• **WHAT TO PRODUCE**
Repeat, word for word, all the data that follows, and exclude the pictures.

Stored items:

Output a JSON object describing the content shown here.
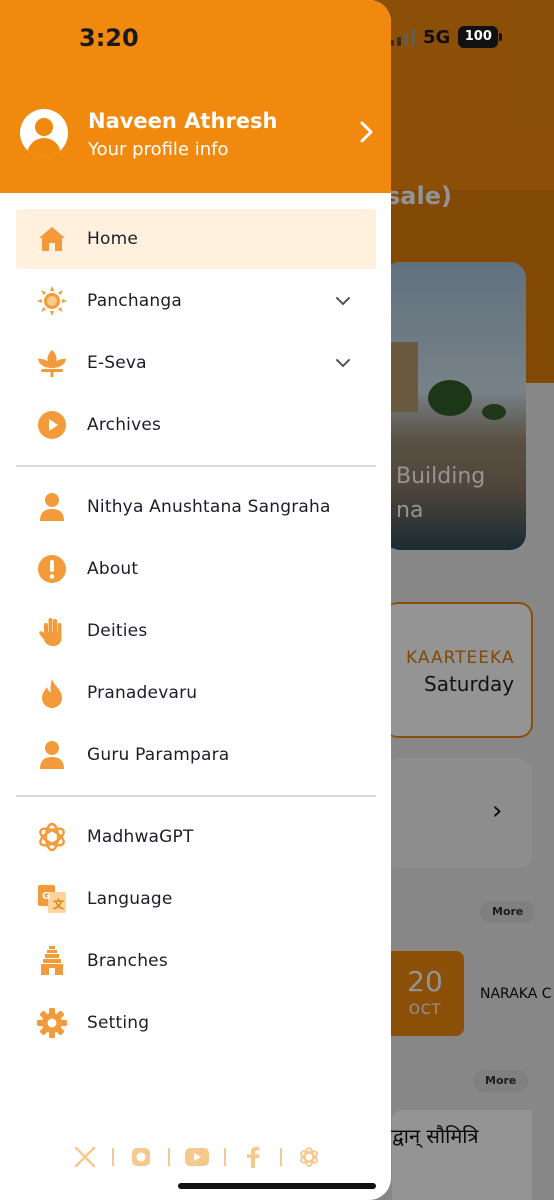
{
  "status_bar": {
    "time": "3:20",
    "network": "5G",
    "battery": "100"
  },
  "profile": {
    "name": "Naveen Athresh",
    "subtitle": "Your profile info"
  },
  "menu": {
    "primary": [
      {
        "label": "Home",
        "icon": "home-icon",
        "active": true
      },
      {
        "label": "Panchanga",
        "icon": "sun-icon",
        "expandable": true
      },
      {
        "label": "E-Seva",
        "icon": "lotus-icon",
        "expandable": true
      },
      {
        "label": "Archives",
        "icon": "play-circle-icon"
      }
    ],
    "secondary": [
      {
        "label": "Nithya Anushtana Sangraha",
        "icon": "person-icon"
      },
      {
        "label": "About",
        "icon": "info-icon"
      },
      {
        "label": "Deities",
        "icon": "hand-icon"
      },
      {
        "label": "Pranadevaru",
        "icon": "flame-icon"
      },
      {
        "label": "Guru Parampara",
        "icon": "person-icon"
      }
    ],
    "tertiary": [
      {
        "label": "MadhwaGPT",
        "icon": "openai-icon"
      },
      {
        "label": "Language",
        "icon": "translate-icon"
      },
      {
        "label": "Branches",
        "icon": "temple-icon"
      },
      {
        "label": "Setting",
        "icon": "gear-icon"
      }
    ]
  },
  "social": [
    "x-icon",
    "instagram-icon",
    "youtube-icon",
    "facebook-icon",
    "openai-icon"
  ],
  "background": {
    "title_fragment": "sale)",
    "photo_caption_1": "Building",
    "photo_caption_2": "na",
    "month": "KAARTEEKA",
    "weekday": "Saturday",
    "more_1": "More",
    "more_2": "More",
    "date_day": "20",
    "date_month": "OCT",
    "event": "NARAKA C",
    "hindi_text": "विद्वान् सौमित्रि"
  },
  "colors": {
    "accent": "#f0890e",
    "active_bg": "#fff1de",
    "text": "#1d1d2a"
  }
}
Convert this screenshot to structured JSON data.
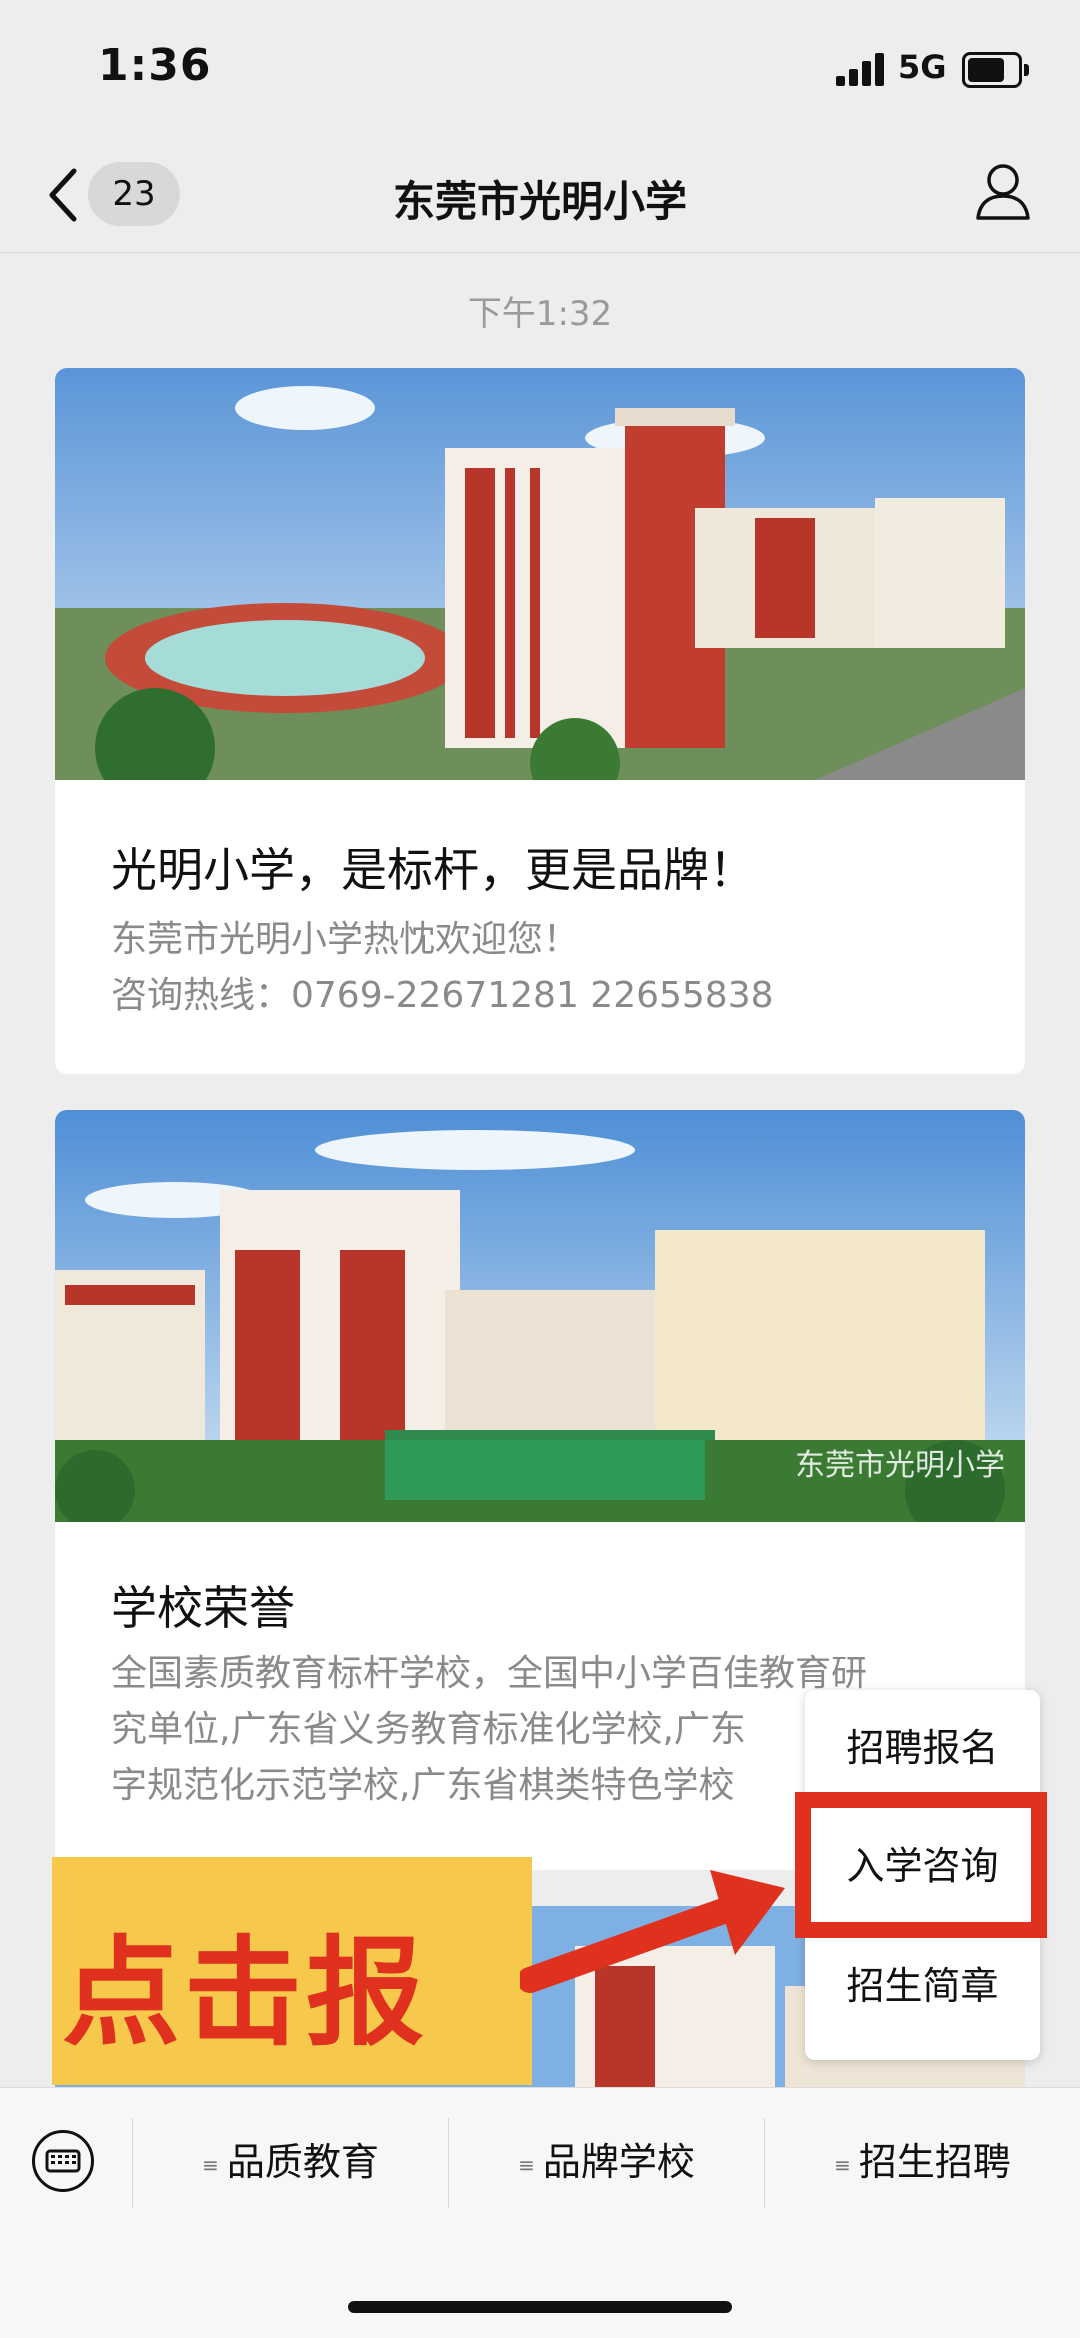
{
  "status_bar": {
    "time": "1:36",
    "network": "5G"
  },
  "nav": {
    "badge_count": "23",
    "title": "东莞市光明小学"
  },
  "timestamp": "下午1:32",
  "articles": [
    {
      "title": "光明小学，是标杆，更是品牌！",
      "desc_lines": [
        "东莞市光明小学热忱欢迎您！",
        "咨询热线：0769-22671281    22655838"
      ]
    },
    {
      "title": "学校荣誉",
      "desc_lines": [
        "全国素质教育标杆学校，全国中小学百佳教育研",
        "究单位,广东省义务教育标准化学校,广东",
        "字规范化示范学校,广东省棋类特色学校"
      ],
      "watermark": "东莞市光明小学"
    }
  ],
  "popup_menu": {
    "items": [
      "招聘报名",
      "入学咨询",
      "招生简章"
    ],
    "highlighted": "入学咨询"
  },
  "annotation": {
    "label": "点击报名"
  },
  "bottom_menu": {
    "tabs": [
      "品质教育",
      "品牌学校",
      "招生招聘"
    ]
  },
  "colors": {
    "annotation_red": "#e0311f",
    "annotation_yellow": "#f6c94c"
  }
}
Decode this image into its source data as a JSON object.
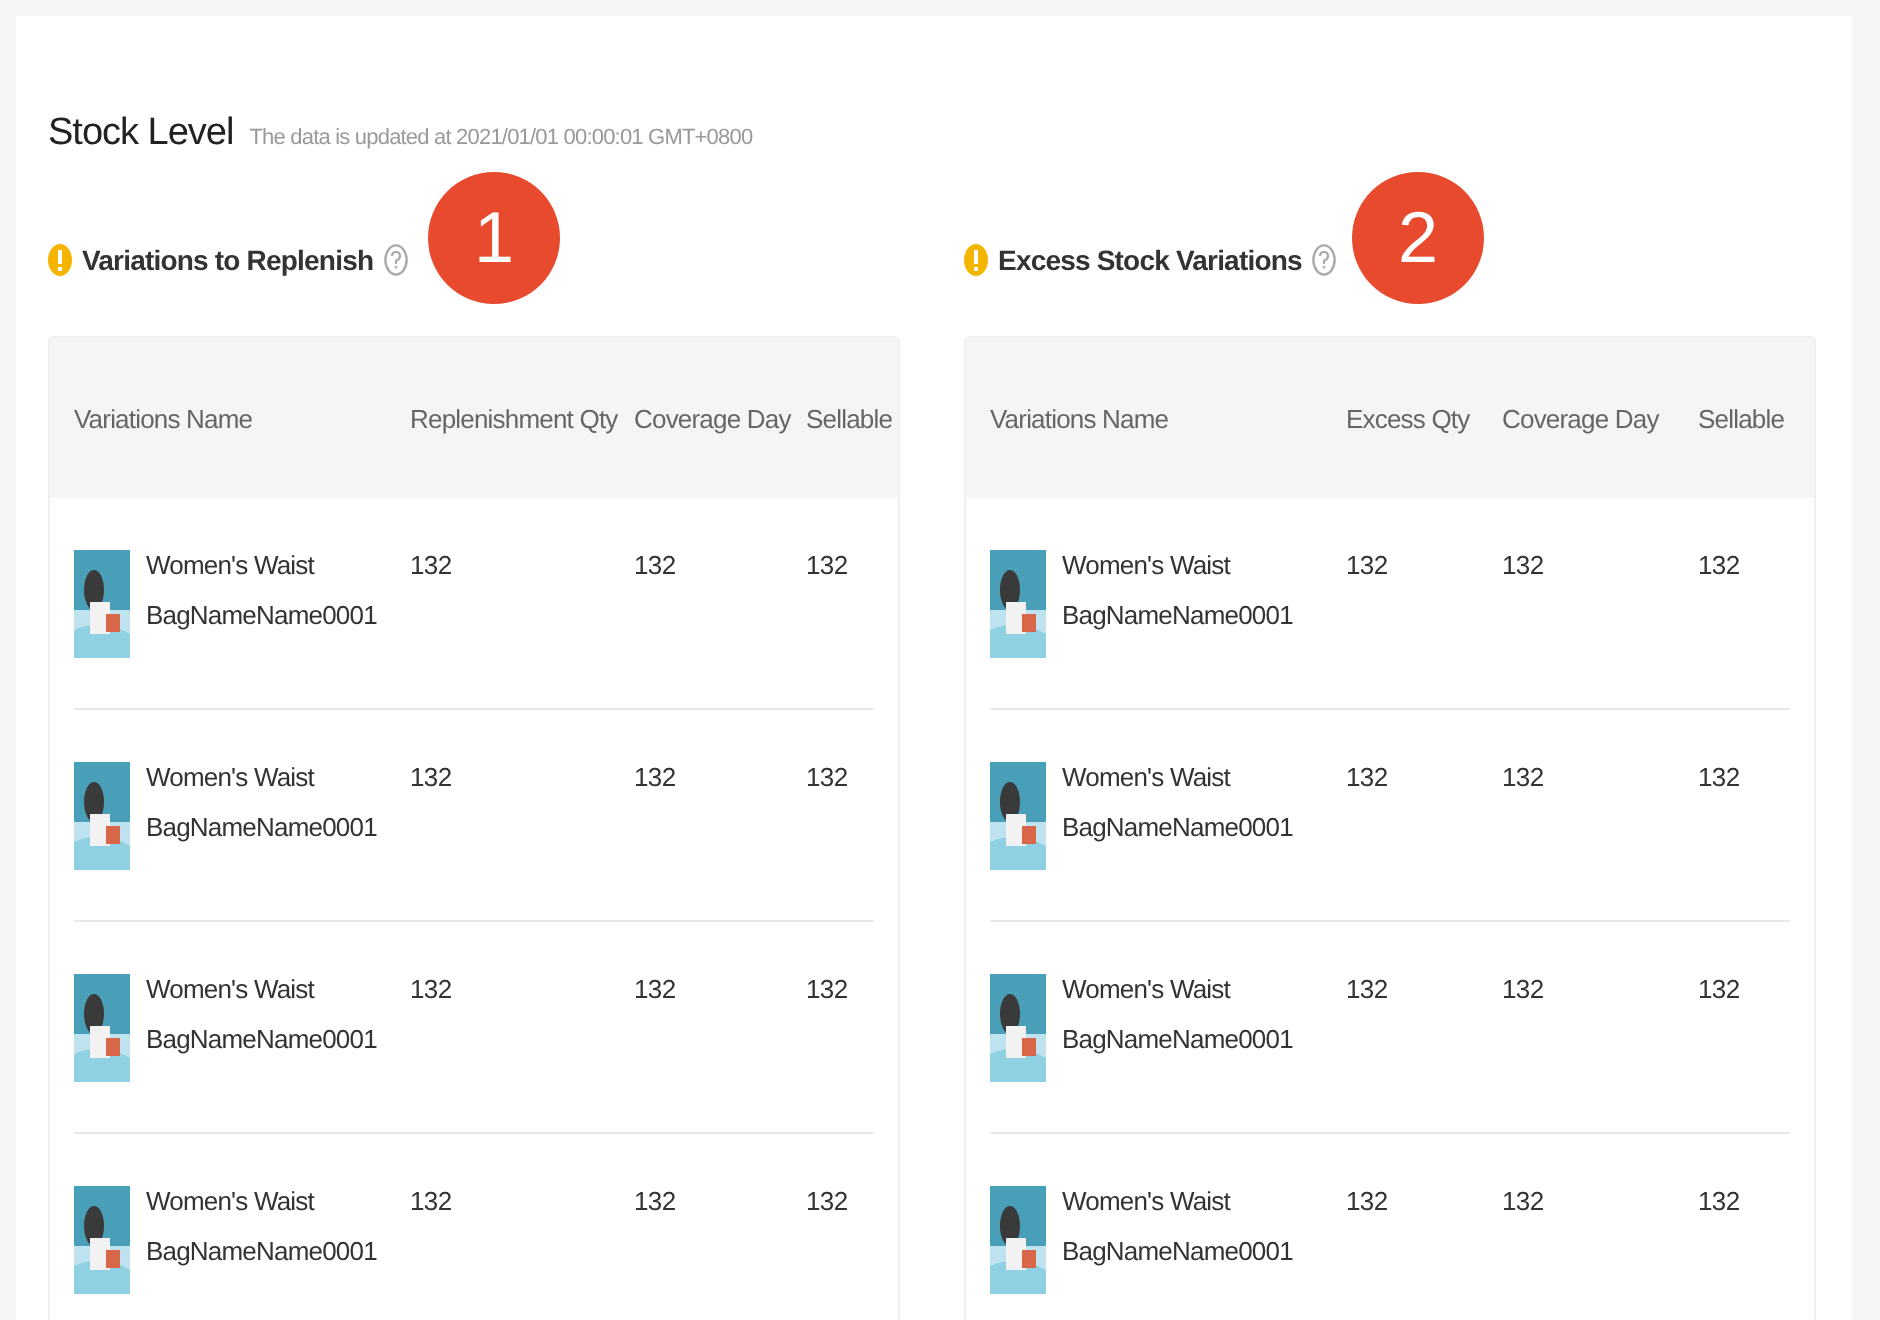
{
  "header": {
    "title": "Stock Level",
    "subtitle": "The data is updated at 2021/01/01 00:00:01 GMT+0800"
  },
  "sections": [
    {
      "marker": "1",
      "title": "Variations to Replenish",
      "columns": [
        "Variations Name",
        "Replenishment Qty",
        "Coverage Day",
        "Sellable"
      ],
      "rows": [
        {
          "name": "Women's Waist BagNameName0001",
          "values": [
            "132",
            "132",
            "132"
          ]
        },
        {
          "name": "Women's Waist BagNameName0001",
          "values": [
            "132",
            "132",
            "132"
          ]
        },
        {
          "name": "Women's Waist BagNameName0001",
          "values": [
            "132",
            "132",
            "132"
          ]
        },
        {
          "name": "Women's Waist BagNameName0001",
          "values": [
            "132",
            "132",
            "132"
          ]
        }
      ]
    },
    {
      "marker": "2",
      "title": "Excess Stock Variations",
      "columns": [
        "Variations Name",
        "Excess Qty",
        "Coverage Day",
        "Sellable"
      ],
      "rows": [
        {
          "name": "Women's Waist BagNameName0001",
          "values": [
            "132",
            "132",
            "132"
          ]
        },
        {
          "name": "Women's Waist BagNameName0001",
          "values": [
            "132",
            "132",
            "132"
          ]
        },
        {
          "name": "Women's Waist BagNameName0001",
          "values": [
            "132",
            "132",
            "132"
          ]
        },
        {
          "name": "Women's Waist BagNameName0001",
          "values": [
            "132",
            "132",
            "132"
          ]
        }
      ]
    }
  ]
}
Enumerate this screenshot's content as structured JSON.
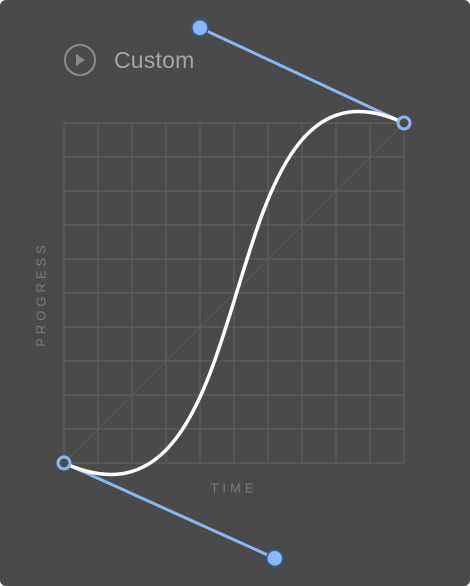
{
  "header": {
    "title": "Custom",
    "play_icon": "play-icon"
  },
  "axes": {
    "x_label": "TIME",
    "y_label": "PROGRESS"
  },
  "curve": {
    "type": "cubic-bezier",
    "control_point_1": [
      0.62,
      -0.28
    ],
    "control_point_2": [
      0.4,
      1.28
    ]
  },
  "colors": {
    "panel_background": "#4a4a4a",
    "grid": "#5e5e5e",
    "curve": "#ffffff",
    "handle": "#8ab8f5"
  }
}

• **YOUR SOLUTION**
Output a JSON object describing the content shown here.
{
  "status_bar": {
    "time": "3:20",
    "network": "5G",
    "battery": "100"
  },
  "profile": {
    "name": "Naveen Athresh",
    "subtitle": "Your profile info"
  },
  "menu": {
    "primary": [
      {
        "label": "Home",
        "icon": "home-icon",
        "active": true
      },
      {
        "label": "Panchanga",
        "icon": "sun-icon",
        "expandable": true
      },
      {
        "label": "E-Seva",
        "icon": "lotus-icon",
        "expandable": true
      },
      {
        "label": "Archives",
        "icon": "play-circle-icon"
      }
    ],
    "secondary": [
      {
        "label": "Nithya Anushtana Sangraha",
        "icon": "person-icon"
      },
      {
        "label": "About",
        "icon": "info-icon"
      },
      {
        "label": "Deities",
        "icon": "hand-icon"
      },
      {
        "label": "Pranadevaru",
        "icon": "flame-icon"
      },
      {
        "label": "Guru Parampara",
        "icon": "person-icon"
      }
    ],
    "tertiary": [
      {
        "label": "MadhwaGPT",
        "icon": "openai-icon"
      },
      {
        "label": "Language",
        "icon": "translate-icon"
      },
      {
        "label": "Branches",
        "icon": "temple-icon"
      },
      {
        "label": "Setting",
        "icon": "gear-icon"
      }
    ]
  },
  "social": [
    "x-icon",
    "instagram-icon",
    "youtube-icon",
    "facebook-icon",
    "openai-icon"
  ],
  "background": {
    "title_fragment": "sale)",
    "photo_caption_1": "Building",
    "photo_caption_2": "na",
    "month": "KAARTEEKA",
    "weekday": "Saturday",
    "more_1": "More",
    "more_2": "More",
    "date_day": "20",
    "date_month": "OCT",
    "event": "NARAKA C",
    "hindi_text": "विद्वान् सौमित्रि"
  },
  "colors": {
    "accent": "#f0890e",
    "active_bg": "#fff1de",
    "text": "#1d1d2a"
  }
}
Convert this screenshot to structured JSON data.
{
  "status_bar": {
    "time": "1:36",
    "network": "5G"
  },
  "nav": {
    "badge_count": "23",
    "title": "东莞市光明小学"
  },
  "timestamp": "下午1:32",
  "articles": [
    {
      "title": "光明小学，是标杆，更是品牌！",
      "desc_lines": [
        "东莞市光明小学热忱欢迎您！",
        "咨询热线：0769-22671281    22655838"
      ]
    },
    {
      "title": "学校荣誉",
      "desc_lines": [
        "全国素质教育标杆学校，全国中小学百佳教育研",
        "究单位,广东省义务教育标准化学校,广东",
        "字规范化示范学校,广东省棋类特色学校"
      ],
      "watermark": "东莞市光明小学"
    }
  ],
  "popup_menu": {
    "items": [
      "招聘报名",
      "入学咨询",
      "招生简章"
    ],
    "highlighted": "入学咨询"
  },
  "annotation": {
    "label": "点击报名"
  },
  "bottom_menu": {
    "tabs": [
      "品质教育",
      "品牌学校",
      "招生招聘"
    ]
  },
  "colors": {
    "annotation_red": "#e0311f",
    "annotation_yellow": "#f6c94c"
  }
}
Decode this image into its source data as a JSON object.
{
  "header": {
    "title": "Stock Level",
    "subtitle": "The data is updated at 2021/01/01 00:00:01 GMT+0800"
  },
  "sections": [
    {
      "marker": "1",
      "title": "Variations to Replenish",
      "columns": [
        "Variations Name",
        "Replenishment Qty",
        "Coverage Day",
        "Sellable"
      ],
      "rows": [
        {
          "name": "Women's Waist BagNameName0001",
          "values": [
            "132",
            "132",
            "132"
          ]
        },
        {
          "name": "Women's Waist BagNameName0001",
          "values": [
            "132",
            "132",
            "132"
          ]
        },
        {
          "name": "Women's Waist BagNameName0001",
          "values": [
            "132",
            "132",
            "132"
          ]
        },
        {
          "name": "Women's Waist BagNameName0001",
          "values": [
            "132",
            "132",
            "132"
          ]
        }
      ]
    },
    {
      "marker": "2",
      "title": "Excess Stock Variations",
      "columns": [
        "Variations Name",
        "Excess Qty",
        "Coverage Day",
        "Sellable"
      ],
      "rows": [
        {
          "name": "Women's Waist BagNameName0001",
          "values": [
            "132",
            "132",
            "132"
          ]
        },
        {
          "name": "Women's Waist BagNameName0001",
          "values": [
            "132",
            "132",
            "132"
          ]
        },
        {
          "name": "Women's Waist BagNameName0001",
          "values": [
            "132",
            "132",
            "132"
          ]
        },
        {
          "name": "Women's Waist BagNameName0001",
          "values": [
            "132",
            "132",
            "132"
          ]
        }
      ]
    }
  ]
}
Enumerate this screenshot's content as structured JSON.
{
  "header": {
    "title": "Custom",
    "play_icon": "play-icon"
  },
  "axes": {
    "x_label": "TIME",
    "y_label": "PROGRESS"
  },
  "curve": {
    "type": "cubic-bezier",
    "control_point_1": [
      0.62,
      -0.28
    ],
    "control_point_2": [
      0.4,
      1.28
    ]
  },
  "colors": {
    "panel_background": "#4a4a4a",
    "grid": "#5e5e5e",
    "curve": "#ffffff",
    "handle": "#8ab8f5"
  }
}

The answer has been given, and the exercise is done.